[Excerpted records — start]

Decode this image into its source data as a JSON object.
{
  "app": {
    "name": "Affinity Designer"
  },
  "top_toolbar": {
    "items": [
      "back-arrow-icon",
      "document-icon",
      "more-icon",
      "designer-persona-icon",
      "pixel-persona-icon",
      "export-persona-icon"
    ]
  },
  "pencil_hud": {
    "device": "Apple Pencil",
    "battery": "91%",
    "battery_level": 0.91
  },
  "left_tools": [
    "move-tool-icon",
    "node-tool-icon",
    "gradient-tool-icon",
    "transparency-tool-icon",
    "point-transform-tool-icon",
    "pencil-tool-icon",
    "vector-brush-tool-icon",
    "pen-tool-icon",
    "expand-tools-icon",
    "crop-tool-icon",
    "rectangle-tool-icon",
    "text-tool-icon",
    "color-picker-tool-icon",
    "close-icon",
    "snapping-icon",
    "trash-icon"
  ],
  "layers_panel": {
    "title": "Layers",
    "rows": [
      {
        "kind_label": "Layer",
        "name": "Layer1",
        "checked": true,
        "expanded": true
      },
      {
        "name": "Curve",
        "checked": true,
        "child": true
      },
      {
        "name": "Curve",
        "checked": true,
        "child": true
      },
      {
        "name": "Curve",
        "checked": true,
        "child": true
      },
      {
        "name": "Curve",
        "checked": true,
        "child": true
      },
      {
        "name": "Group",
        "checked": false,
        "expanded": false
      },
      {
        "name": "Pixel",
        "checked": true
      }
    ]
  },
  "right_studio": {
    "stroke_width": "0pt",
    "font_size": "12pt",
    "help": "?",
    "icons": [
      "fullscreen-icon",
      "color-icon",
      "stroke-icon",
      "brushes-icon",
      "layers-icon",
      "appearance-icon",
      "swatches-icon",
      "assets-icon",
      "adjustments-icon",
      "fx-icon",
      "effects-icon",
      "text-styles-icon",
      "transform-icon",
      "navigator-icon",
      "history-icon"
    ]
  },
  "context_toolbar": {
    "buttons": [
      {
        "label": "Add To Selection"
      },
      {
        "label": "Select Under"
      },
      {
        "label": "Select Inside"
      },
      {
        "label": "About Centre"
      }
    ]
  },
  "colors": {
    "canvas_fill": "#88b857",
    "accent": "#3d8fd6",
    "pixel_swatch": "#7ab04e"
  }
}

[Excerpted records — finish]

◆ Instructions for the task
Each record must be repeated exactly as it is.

◆ Output for this task
Decode this image into its source data as a JSON object.
{
  "app": {
    "name": "Affinity Designer"
  },
  "top_toolbar": {
    "items": [
      "back-arrow-icon",
      "document-icon",
      "more-icon",
      "designer-persona-icon",
      "pixel-persona-icon",
      "export-persona-icon"
    ]
  },
  "pencil_hud": {
    "device": "Apple Pencil",
    "battery": "91%",
    "battery_level": 0.91
  },
  "left_tools": [
    "move-tool-icon",
    "node-tool-icon",
    "gradient-tool-icon",
    "transparency-tool-icon",
    "point-transform-tool-icon",
    "pencil-tool-icon",
    "vector-brush-tool-icon",
    "pen-tool-icon",
    "expand-tools-icon",
    "crop-tool-icon",
    "rectangle-tool-icon",
    "text-tool-icon",
    "color-picker-tool-icon",
    "close-icon",
    "snapping-icon",
    "trash-icon"
  ],
  "layers_panel": {
    "title": "Layers",
    "rows": [
      {
        "kind_label": "Layer",
        "name": "Layer1",
        "checked": true,
        "expanded": true
      },
      {
        "name": "Curve",
        "checked": true,
        "child": true
      },
      {
        "name": "Curve",
        "checked": true,
        "child": true
      },
      {
        "name": "Curve",
        "checked": true,
        "child": true
      },
      {
        "name": "Curve",
        "checked": true,
        "child": true
      },
      {
        "name": "Group",
        "checked": false,
        "expanded": false
      },
      {
        "name": "Pixel",
        "checked": true
      }
    ]
  },
  "right_studio": {
    "stroke_width": "0pt",
    "font_size": "12pt",
    "help": "?",
    "icons": [
      "fullscreen-icon",
      "color-icon",
      "stroke-icon",
      "brushes-icon",
      "layers-icon",
      "appearance-icon",
      "swatches-icon",
      "assets-icon",
      "adjustments-icon",
      "fx-icon",
      "effects-icon",
      "text-styles-icon",
      "transform-icon",
      "navigator-icon",
      "history-icon"
    ]
  },
  "context_toolbar": {
    "buttons": [
      {
        "label": "Add To Selection"
      },
      {
        "label": "Select Under"
      },
      {
        "label": "Select Inside"
      },
      {
        "label": "About Centre"
      }
    ]
  },
  "colors": {
    "canvas_fill": "#88b857",
    "accent": "#3d8fd6",
    "pixel_swatch": "#7ab04e"
  }
}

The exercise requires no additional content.